Given records
▶
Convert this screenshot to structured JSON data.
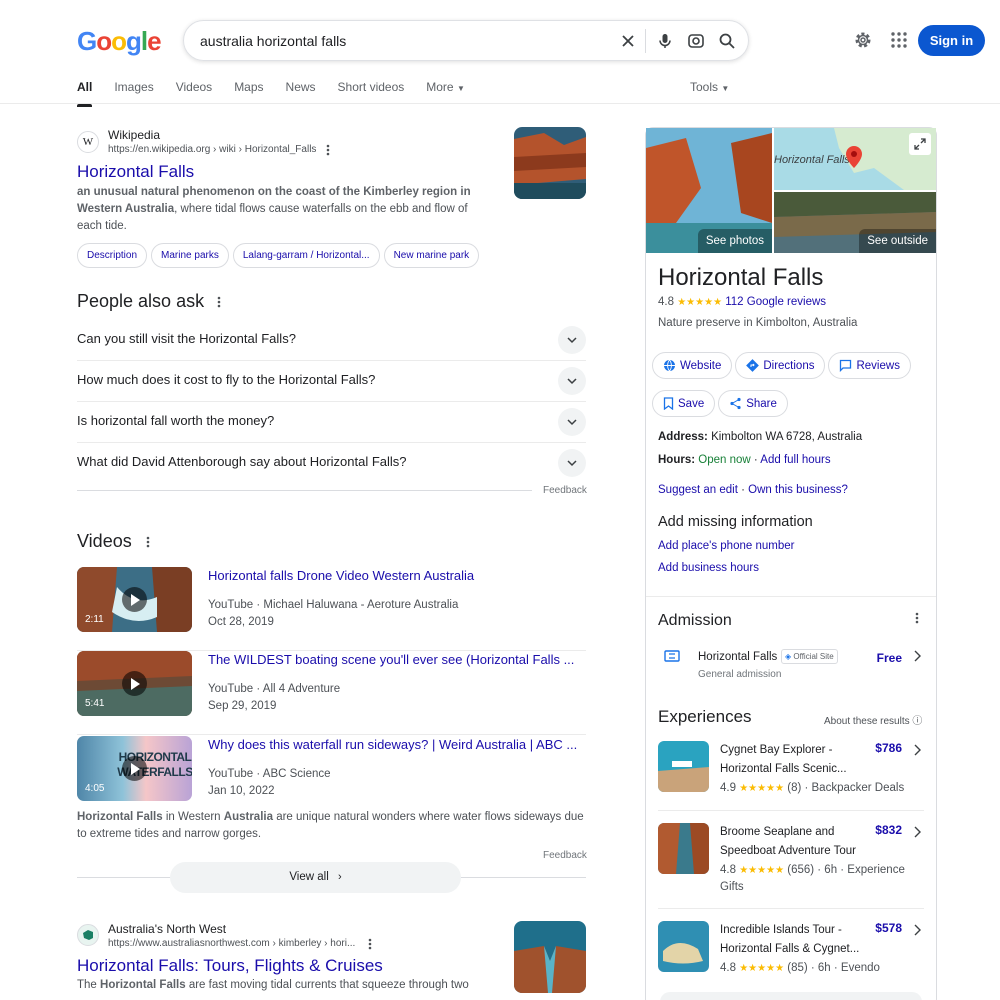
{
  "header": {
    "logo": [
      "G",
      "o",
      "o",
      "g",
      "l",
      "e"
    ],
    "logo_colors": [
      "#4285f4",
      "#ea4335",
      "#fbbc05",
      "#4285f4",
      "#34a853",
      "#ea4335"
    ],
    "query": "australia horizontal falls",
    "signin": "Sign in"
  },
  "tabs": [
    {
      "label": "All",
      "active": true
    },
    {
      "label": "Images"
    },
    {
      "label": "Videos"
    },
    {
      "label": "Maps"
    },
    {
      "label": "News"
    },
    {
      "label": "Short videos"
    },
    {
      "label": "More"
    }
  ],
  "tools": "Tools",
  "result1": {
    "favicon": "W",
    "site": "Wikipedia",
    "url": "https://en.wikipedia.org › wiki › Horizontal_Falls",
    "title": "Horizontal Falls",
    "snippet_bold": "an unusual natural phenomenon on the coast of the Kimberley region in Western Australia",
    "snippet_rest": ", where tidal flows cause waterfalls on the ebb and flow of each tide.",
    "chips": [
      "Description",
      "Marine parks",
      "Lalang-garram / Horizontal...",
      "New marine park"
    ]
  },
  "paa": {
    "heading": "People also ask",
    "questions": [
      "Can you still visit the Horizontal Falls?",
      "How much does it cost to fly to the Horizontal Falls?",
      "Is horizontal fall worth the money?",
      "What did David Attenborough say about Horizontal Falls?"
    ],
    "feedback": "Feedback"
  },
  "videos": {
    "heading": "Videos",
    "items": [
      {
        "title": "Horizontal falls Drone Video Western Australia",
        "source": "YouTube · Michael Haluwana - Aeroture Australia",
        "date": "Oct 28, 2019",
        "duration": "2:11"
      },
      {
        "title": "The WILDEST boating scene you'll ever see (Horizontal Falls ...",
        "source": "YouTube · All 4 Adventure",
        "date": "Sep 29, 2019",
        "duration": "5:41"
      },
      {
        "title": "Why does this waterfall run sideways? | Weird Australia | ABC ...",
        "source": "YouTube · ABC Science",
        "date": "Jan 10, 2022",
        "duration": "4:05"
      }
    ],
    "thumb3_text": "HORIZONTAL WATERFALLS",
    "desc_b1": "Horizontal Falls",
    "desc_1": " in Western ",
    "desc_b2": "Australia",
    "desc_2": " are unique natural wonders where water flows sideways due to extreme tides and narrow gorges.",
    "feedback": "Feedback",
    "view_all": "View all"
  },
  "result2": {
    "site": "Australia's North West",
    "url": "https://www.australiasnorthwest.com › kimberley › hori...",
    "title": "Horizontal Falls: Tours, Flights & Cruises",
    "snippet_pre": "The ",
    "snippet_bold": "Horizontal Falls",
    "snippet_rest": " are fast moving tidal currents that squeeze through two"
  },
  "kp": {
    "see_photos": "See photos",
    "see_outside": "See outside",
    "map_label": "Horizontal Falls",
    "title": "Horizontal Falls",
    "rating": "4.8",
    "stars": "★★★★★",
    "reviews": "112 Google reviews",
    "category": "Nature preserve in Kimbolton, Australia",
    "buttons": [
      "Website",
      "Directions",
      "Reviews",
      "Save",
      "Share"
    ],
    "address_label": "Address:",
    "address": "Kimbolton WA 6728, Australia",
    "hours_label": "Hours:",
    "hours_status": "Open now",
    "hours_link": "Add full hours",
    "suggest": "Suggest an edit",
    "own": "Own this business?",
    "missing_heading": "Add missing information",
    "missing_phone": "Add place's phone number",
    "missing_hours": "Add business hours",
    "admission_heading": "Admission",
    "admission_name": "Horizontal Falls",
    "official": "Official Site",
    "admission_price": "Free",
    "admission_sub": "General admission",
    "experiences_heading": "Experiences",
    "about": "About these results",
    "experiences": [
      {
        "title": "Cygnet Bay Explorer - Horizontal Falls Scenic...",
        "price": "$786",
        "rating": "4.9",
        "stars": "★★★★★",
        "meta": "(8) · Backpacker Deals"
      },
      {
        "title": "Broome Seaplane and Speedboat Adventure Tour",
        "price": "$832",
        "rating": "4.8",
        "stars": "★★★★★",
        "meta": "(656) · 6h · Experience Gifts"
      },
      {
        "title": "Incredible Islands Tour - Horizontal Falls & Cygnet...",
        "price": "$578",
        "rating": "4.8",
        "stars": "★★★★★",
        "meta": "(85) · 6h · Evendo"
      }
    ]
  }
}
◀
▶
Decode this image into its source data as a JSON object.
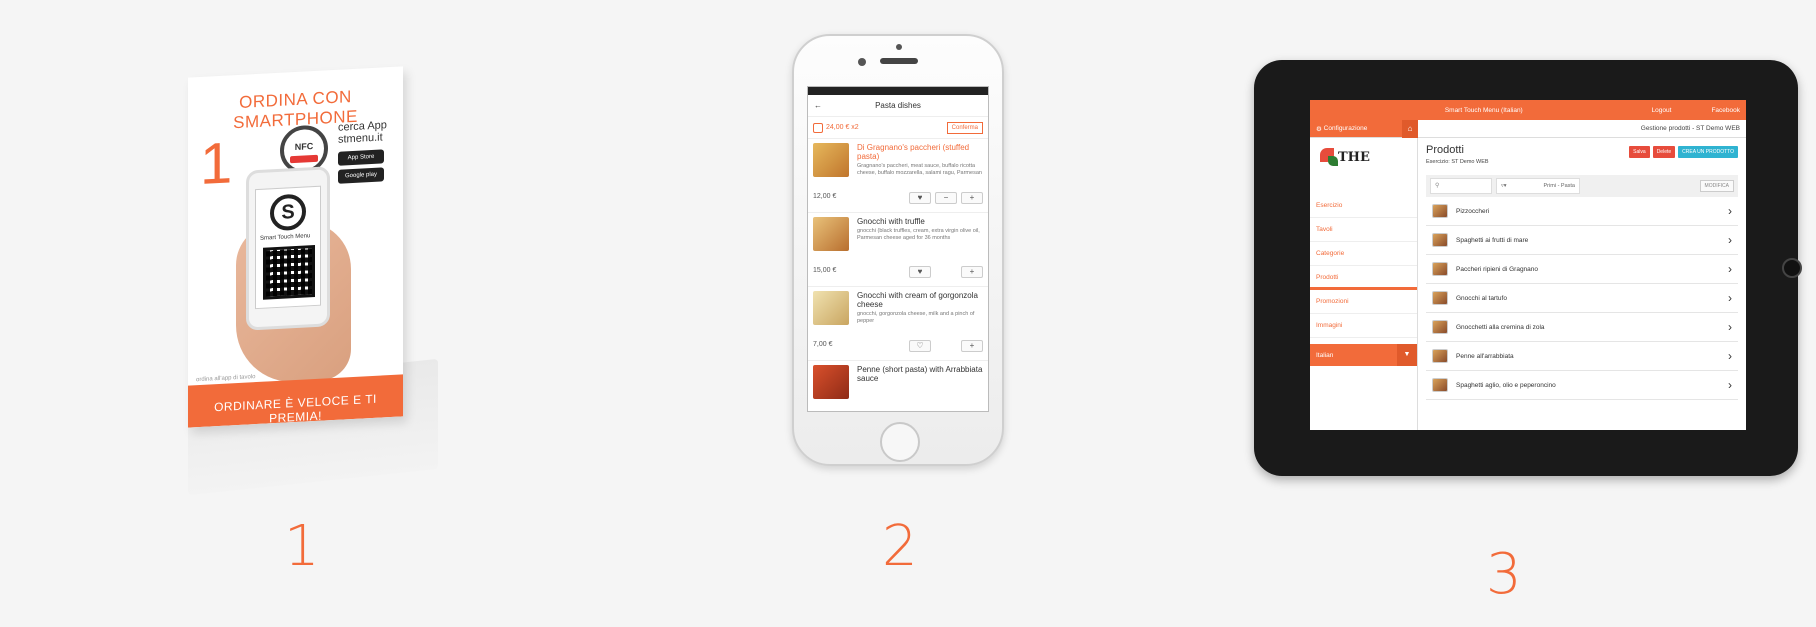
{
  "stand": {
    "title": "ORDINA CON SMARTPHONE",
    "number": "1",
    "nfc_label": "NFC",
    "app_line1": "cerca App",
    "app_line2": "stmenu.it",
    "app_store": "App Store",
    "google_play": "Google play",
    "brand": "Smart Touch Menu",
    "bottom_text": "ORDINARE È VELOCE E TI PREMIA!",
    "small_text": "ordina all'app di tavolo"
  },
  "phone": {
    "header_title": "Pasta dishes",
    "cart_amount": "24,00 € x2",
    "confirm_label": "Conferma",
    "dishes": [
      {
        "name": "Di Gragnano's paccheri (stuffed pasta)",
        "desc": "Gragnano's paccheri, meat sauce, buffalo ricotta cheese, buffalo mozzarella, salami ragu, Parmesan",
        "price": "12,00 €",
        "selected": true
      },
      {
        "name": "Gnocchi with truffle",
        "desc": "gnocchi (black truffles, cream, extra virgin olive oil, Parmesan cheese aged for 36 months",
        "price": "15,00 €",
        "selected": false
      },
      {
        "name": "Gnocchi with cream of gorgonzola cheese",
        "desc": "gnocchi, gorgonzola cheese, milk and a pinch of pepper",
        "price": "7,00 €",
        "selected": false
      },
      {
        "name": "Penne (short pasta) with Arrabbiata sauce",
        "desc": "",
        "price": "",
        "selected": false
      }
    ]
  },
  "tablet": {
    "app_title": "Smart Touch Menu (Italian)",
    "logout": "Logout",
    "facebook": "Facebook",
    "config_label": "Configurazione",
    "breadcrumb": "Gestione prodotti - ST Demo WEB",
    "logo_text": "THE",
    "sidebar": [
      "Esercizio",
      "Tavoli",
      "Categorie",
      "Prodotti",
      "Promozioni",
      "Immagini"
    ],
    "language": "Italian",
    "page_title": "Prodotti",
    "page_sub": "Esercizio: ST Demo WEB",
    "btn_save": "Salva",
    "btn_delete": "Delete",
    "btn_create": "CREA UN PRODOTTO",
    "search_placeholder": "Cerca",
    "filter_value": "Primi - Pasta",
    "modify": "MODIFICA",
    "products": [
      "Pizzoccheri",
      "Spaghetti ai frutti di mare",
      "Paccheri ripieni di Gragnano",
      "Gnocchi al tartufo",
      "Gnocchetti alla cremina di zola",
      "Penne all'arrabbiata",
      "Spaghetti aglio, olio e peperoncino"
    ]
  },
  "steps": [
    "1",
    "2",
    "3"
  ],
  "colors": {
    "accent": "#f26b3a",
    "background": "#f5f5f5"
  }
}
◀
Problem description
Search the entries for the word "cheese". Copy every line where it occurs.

Solution to the problem
        "desc": "Gragnano's paccheri, meat sauce, buffalo ricotta cheese, buffalo mozzarella, salami ragu, Parmesan",
        "desc": "gnocchi (black truffles, cream, extra virgin olive oil, Parmesan cheese aged for 36 months",
        "name": "Gnocchi with cream of gorgonzola cheese",
        "desc": "gnocchi, gorgonzola cheese, milk and a pinch of pepper",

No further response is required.